## The problem
Where a record contains a picture, omit the picture and repeat the rest exactly.

====== Data to use ======

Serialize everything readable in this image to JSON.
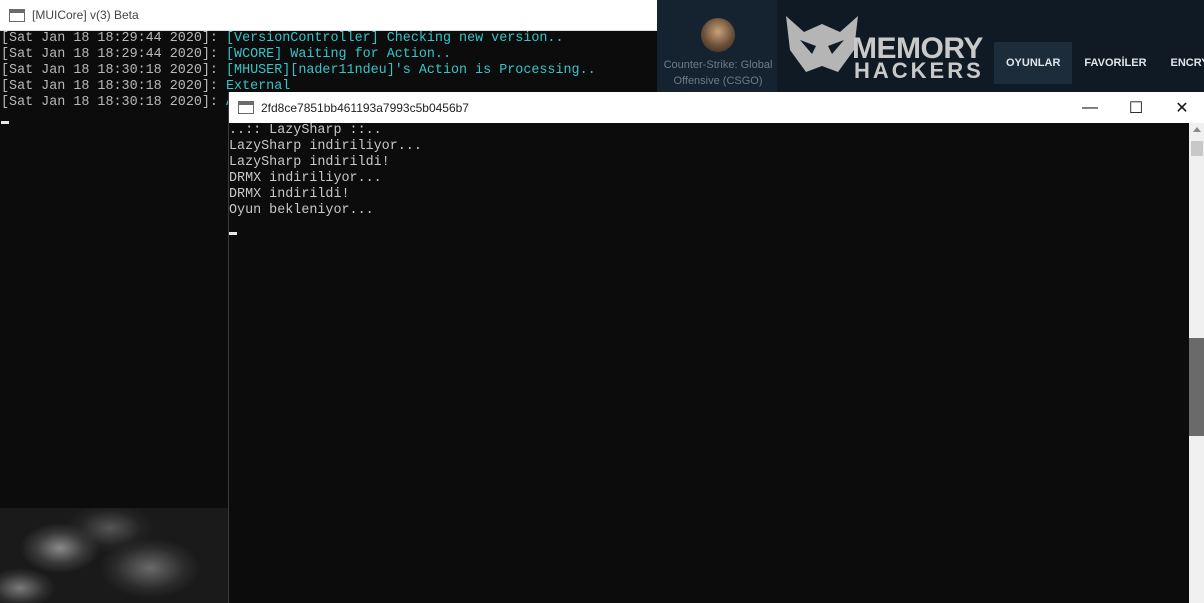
{
  "background_console": {
    "title": "[MUICore] v(3) Beta",
    "lines": [
      {
        "ts": "[Sat Jan 18 18:29:44 2020]: ",
        "msg": "[VersionController] Checking new version.."
      },
      {
        "ts": "[Sat Jan 18 18:29:44 2020]: ",
        "msg": "[WCORE] Waiting for Action.."
      },
      {
        "ts": "[Sat Jan 18 18:30:18 2020]: ",
        "msg": "[MHUSER][nader11ndeu]'s Action is Processing.."
      },
      {
        "ts": "[Sat Jan 18 18:30:18 2020]: ",
        "msg": "External"
      },
      {
        "ts": "[Sat Jan 18 18:30:18 2020]: ",
        "msg": "A"
      }
    ]
  },
  "website": {
    "game_title": "Counter-Strike: Global Offensive (CSGO)",
    "logo_line1": "MEMORY",
    "logo_line2": "HACKERS",
    "nav": [
      "OYUNLAR",
      "FAVORİLER",
      "ENCRYP"
    ]
  },
  "foreground_console": {
    "title": "2fd8ce7851bb461193a7993c5b0456b7",
    "lines": [
      "..:: LazySharp ::..",
      "LazySharp indiriliyor...",
      "LazySharp indirildi!",
      "DRMX indiriliyor...",
      "DRMX indirildi!",
      "Oyun bekleniyor..."
    ],
    "buttons": {
      "minimize": "—",
      "maximize": "☐",
      "close": "✕"
    }
  },
  "colors": {
    "console_bg": "#0c0c0c",
    "timestamp": "#b8b8b8",
    "message_cyan": "#36c4c8",
    "web_bg": "#0f1a24"
  }
}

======

## Answer to this problem
Serialize everything readable in this image to JSON.
{
  "background_console": {
    "title": "[MUICore] v(3) Beta",
    "lines": [
      {
        "ts": "[Sat Jan 18 18:29:44 2020]: ",
        "msg": "[VersionController] Checking new version.."
      },
      {
        "ts": "[Sat Jan 18 18:29:44 2020]: ",
        "msg": "[WCORE] Waiting for Action.."
      },
      {
        "ts": "[Sat Jan 18 18:30:18 2020]: ",
        "msg": "[MHUSER][nader11ndeu]'s Action is Processing.."
      },
      {
        "ts": "[Sat Jan 18 18:30:18 2020]: ",
        "msg": "External"
      },
      {
        "ts": "[Sat Jan 18 18:30:18 2020]: ",
        "msg": "A"
      }
    ]
  },
  "website": {
    "game_title": "Counter-Strike: Global Offensive (CSGO)",
    "logo_line1": "MEMORY",
    "logo_line2": "HACKERS",
    "nav": [
      "OYUNLAR",
      "FAVORİLER",
      "ENCRYP"
    ]
  },
  "foreground_console": {
    "title": "2fd8ce7851bb461193a7993c5b0456b7",
    "lines": [
      "..:: LazySharp ::..",
      "LazySharp indiriliyor...",
      "LazySharp indirildi!",
      "DRMX indiriliyor...",
      "DRMX indirildi!",
      "Oyun bekleniyor..."
    ],
    "buttons": {
      "minimize": "—",
      "maximize": "☐",
      "close": "✕"
    }
  },
  "colors": {
    "console_bg": "#0c0c0c",
    "timestamp": "#b8b8b8",
    "message_cyan": "#36c4c8",
    "web_bg": "#0f1a24"
  }
}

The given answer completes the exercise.